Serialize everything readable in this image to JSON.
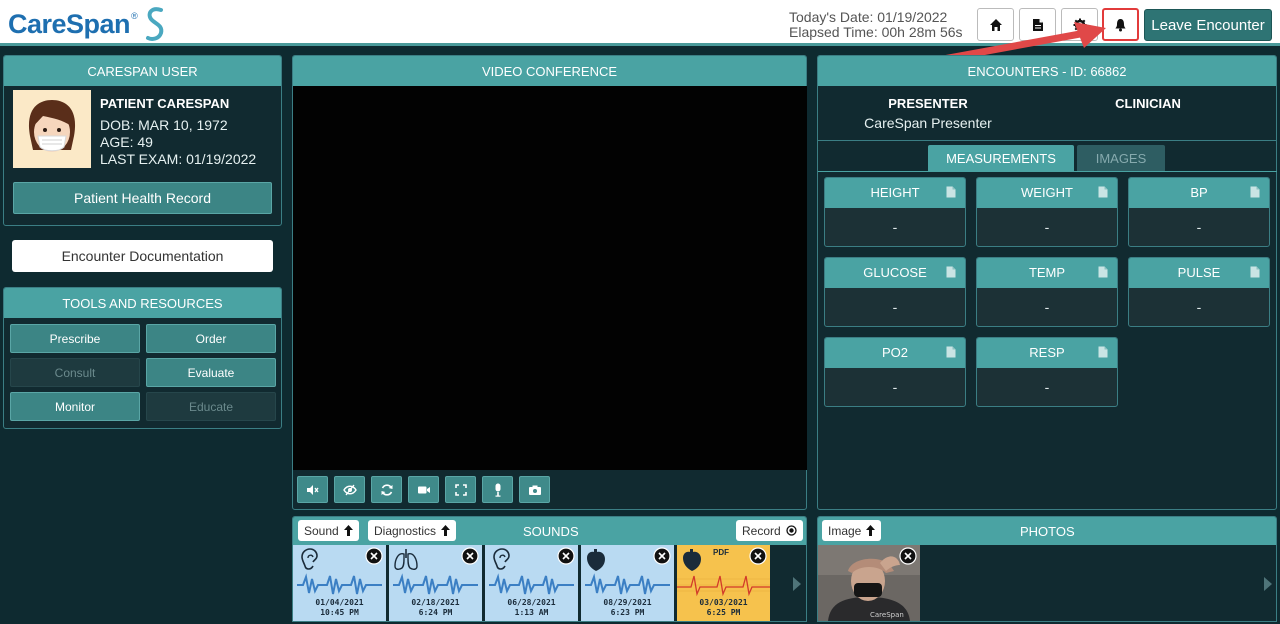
{
  "header": {
    "brand": "CareSpan",
    "brand_tm": "®",
    "today_date": "Today's Date: 01/19/2022",
    "elapsed_time": "Elapsed Time: 00h 28m 56s",
    "buttons": {
      "home": "home-icon",
      "document": "document-icon",
      "settings": "gear-icon",
      "notifications": "bell-icon"
    },
    "leave_label": "Leave Encounter"
  },
  "user_panel": {
    "title": "CARESPAN USER",
    "patient_name": "PATIENT CARESPAN",
    "dob": "DOB: MAR 10, 1972",
    "age": "AGE: 49",
    "last_exam": "LAST EXAM: 01/19/2022",
    "phr_label": "Patient Health Record"
  },
  "encounter_doc_label": "Encounter Documentation",
  "tools": {
    "title": "TOOLS AND RESOURCES",
    "items": [
      {
        "label": "Prescribe",
        "enabled": true
      },
      {
        "label": "Order",
        "enabled": true
      },
      {
        "label": "Consult",
        "enabled": false
      },
      {
        "label": "Evaluate",
        "enabled": true
      },
      {
        "label": "Monitor",
        "enabled": true
      },
      {
        "label": "Educate",
        "enabled": false
      }
    ]
  },
  "video": {
    "title": "VIDEO CONFERENCE",
    "controls": [
      "mute-icon",
      "hide-video-icon",
      "switch-camera-icon",
      "camera-icon",
      "fullscreen-icon",
      "microphone-icon",
      "snapshot-icon"
    ]
  },
  "encounter": {
    "title": "ENCOUNTERS - ID: 66862",
    "presenter_label": "PRESENTER",
    "presenter_name": "CareSpan Presenter",
    "clinician_label": "CLINICIAN",
    "tabs": {
      "measurements": "MEASUREMENTS",
      "images": "IMAGES"
    },
    "measurements": [
      {
        "label": "HEIGHT",
        "value": "-"
      },
      {
        "label": "WEIGHT",
        "value": "-"
      },
      {
        "label": "BP",
        "value": "-"
      },
      {
        "label": "GLUCOSE",
        "value": "-"
      },
      {
        "label": "TEMP",
        "value": "-"
      },
      {
        "label": "PULSE",
        "value": "-"
      },
      {
        "label": "PO2",
        "value": "-"
      },
      {
        "label": "RESP",
        "value": "-"
      }
    ]
  },
  "sounds": {
    "title": "SOUNDS",
    "sound_chip": "Sound",
    "diagnostics_chip": "Diagnostics",
    "record_chip": "Record",
    "items": [
      {
        "icon": "ear-icon",
        "date": "01/04/2021",
        "time": "10:45 PM"
      },
      {
        "icon": "lungs-icon",
        "date": "02/18/2021",
        "time": "6:24 PM"
      },
      {
        "icon": "ear-icon",
        "date": "06/28/2021",
        "time": "1:13 AM"
      },
      {
        "icon": "heart-icon",
        "date": "08/29/2021",
        "time": "6:23 PM"
      },
      {
        "icon": "heart-icon",
        "tag": "PDF",
        "date": "03/03/2021",
        "time": "6:25 PM"
      }
    ]
  },
  "photos": {
    "title": "PHOTOS",
    "image_chip": "Image"
  }
}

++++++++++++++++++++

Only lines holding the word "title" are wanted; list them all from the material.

    "title": "CARESPAN USER",
    "title": "TOOLS AND RESOURCES",
    "title": "VIDEO CONFERENCE",
    "title": "ENCOUNTERS - ID: 66862",
    "title": "SOUNDS",
    "title": "PHOTOS",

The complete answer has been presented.